→ **Work to be completed**
Taking the listing below line by line, tally those that contain the string "toolbar". Give the total alone.

→ **Record excerpts**
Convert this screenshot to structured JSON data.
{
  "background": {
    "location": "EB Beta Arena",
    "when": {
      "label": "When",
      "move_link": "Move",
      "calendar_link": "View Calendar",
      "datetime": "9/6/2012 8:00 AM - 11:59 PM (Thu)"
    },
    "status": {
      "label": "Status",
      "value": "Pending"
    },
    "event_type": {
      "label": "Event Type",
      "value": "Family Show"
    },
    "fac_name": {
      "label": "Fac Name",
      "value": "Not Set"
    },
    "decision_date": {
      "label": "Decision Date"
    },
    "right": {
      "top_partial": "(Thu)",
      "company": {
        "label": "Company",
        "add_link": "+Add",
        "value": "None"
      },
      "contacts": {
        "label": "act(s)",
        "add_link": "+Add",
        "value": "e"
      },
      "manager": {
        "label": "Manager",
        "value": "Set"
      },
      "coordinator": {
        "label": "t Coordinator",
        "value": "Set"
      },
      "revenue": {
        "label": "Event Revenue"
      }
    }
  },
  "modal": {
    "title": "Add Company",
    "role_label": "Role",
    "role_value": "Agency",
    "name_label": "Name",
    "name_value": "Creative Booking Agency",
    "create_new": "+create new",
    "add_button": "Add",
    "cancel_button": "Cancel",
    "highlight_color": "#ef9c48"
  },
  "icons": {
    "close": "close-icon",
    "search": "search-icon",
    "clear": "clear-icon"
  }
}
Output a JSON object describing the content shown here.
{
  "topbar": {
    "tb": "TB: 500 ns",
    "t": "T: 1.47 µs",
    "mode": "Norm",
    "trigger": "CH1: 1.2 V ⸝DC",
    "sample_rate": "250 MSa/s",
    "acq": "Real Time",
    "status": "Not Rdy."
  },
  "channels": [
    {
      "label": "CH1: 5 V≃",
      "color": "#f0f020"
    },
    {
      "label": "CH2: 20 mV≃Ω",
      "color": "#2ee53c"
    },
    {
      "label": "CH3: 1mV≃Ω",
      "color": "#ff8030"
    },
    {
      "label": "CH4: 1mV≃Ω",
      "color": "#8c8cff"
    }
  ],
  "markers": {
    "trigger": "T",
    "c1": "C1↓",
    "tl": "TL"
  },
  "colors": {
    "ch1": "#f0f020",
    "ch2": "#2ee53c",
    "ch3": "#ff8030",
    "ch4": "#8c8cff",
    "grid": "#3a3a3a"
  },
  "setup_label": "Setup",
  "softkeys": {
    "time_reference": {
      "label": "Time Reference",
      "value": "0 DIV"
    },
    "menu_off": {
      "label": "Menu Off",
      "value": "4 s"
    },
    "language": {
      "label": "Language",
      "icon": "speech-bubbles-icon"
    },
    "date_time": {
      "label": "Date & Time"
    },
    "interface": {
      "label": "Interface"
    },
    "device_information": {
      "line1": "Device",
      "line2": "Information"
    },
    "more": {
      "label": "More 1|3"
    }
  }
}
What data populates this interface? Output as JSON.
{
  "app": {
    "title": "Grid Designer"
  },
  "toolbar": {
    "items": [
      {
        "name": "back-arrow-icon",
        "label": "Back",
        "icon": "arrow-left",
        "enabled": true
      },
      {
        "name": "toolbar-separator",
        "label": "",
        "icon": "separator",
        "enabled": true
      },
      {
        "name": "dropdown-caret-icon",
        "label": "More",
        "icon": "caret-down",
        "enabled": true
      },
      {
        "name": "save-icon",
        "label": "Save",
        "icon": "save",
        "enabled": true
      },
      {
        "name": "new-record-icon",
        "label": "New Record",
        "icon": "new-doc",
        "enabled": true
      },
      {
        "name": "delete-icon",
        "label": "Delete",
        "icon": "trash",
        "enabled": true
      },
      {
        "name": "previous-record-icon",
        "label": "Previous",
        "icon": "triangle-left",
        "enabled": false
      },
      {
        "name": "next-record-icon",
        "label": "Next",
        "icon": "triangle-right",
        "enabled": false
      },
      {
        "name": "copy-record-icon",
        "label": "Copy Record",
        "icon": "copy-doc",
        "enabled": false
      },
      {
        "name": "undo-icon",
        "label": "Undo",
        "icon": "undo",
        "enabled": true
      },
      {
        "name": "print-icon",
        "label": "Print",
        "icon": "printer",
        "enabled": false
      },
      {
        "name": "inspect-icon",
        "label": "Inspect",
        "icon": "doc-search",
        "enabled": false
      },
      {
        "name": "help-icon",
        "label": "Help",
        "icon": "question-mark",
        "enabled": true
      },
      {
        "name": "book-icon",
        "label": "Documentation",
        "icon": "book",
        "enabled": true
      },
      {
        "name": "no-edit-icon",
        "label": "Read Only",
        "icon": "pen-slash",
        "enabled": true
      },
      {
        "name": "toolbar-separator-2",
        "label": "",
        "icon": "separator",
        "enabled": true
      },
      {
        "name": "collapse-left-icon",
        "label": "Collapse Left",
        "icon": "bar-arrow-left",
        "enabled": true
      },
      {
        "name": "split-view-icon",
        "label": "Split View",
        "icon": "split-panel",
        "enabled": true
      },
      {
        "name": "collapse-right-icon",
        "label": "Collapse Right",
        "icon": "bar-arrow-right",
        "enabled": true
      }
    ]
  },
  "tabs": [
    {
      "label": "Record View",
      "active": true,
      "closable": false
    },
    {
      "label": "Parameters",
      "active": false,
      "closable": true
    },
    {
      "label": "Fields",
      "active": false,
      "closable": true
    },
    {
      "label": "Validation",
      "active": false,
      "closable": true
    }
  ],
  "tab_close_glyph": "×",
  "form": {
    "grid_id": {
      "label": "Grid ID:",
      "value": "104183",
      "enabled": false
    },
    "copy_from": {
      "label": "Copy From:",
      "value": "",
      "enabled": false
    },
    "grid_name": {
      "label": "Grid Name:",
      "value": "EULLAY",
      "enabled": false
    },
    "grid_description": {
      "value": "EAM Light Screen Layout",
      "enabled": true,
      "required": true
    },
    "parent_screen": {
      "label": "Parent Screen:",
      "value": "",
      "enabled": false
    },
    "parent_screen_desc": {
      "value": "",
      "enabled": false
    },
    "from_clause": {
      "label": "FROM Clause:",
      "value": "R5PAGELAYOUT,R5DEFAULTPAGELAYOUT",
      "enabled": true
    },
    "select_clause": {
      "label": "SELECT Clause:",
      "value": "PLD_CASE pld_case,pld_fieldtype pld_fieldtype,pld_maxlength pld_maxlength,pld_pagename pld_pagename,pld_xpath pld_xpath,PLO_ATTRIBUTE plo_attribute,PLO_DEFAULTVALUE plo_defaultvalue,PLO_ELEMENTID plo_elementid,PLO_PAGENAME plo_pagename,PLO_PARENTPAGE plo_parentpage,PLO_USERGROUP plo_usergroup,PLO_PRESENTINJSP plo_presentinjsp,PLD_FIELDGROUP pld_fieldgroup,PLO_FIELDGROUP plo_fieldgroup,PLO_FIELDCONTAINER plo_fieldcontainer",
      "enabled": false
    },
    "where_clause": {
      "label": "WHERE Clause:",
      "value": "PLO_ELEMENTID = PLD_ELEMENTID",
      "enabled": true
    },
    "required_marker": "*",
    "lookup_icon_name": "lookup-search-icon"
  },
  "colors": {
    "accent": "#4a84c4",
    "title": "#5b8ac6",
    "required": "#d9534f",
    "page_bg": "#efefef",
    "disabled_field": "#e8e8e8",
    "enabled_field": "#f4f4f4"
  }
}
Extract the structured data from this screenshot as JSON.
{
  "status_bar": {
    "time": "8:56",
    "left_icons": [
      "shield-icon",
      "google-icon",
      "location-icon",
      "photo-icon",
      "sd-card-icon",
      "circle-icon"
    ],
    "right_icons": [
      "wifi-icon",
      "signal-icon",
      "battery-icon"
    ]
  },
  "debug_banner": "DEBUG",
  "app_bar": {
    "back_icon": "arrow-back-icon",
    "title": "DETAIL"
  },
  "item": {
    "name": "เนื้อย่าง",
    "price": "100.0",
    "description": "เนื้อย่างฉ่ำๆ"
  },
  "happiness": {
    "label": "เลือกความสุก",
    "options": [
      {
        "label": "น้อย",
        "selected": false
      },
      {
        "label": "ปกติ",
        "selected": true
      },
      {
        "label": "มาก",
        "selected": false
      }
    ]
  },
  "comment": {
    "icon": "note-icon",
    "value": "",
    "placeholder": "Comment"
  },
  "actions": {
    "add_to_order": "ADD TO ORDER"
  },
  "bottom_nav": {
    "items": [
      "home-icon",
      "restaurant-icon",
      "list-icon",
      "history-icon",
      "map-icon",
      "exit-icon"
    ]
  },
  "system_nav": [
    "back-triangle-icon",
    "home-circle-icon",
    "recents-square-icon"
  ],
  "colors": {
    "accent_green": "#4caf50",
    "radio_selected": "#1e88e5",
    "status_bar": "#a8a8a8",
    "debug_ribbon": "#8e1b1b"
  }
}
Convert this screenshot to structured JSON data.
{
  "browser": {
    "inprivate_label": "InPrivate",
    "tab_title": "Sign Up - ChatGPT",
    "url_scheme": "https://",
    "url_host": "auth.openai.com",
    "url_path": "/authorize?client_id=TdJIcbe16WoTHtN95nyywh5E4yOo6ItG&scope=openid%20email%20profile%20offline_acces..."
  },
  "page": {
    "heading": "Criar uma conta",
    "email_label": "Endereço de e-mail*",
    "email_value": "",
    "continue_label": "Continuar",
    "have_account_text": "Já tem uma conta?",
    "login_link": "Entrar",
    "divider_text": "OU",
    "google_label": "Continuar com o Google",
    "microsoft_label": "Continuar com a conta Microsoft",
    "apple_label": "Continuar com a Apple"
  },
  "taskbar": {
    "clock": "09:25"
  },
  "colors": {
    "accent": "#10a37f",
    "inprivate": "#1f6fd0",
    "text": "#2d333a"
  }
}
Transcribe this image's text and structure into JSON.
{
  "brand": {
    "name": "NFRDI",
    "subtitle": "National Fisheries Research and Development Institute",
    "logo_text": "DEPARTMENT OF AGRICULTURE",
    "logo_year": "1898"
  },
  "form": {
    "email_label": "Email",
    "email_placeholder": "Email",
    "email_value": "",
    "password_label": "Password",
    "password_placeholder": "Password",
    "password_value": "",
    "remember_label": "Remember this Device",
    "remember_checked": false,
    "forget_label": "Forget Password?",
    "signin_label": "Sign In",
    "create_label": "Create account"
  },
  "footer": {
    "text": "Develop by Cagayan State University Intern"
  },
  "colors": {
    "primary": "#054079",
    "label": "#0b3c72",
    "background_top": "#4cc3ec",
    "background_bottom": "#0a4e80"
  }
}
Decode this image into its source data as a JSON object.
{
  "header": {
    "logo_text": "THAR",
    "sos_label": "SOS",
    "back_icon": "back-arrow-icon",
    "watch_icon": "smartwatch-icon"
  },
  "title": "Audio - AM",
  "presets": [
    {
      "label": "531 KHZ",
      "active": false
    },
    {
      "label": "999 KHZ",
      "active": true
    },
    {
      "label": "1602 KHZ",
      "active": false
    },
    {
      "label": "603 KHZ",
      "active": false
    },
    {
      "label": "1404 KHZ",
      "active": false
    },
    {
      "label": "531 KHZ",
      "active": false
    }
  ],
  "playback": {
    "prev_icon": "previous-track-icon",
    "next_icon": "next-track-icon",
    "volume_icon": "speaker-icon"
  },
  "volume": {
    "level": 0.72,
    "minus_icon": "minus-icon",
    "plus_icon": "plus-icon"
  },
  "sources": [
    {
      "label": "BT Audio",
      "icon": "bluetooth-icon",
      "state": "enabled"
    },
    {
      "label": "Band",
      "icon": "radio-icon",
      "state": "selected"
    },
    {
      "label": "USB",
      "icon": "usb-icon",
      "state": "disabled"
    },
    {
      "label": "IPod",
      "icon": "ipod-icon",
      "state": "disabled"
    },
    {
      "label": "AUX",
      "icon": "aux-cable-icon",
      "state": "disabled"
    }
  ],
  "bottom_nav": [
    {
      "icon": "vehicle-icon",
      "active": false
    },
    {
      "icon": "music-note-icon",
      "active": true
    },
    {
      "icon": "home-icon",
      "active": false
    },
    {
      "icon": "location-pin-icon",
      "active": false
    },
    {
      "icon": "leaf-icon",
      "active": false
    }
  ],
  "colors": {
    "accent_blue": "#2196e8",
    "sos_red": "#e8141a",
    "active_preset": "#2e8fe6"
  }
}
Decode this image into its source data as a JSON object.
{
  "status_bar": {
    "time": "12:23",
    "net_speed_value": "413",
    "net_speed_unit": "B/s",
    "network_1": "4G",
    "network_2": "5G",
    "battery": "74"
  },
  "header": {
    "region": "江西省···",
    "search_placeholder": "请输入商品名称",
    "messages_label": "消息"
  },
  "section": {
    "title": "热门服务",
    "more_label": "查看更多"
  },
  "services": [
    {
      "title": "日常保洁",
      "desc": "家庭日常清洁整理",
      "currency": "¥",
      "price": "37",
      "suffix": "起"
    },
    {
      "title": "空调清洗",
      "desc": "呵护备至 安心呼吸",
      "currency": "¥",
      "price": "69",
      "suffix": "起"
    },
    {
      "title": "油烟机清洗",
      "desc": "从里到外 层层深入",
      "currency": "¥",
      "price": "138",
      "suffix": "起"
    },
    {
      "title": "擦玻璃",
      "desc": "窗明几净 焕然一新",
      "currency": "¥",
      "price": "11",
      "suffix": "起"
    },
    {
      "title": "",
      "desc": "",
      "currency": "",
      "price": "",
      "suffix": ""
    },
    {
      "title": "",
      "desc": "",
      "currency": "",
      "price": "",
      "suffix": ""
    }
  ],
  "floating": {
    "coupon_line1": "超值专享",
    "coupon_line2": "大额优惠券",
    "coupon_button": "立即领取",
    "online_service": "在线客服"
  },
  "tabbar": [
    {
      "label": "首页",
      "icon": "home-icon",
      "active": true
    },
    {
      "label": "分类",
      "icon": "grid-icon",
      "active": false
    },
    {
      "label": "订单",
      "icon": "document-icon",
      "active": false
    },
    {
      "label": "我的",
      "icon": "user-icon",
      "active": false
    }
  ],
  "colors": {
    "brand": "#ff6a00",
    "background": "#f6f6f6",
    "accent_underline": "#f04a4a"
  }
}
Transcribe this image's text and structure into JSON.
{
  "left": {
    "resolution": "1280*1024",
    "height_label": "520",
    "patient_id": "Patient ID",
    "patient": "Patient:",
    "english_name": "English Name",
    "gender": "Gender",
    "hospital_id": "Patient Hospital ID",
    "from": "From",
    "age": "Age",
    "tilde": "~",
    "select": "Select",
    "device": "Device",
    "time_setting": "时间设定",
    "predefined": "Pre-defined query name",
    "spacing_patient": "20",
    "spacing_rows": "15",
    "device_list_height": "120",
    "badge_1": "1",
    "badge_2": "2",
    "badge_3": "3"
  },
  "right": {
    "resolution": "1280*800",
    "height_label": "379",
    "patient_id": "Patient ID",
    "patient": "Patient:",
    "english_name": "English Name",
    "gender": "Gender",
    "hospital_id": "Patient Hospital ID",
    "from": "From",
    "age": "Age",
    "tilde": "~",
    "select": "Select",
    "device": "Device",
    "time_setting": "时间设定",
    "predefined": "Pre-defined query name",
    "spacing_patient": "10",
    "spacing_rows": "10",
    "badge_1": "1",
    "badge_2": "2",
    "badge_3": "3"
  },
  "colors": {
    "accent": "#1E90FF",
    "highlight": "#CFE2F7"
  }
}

→ **Output below**
3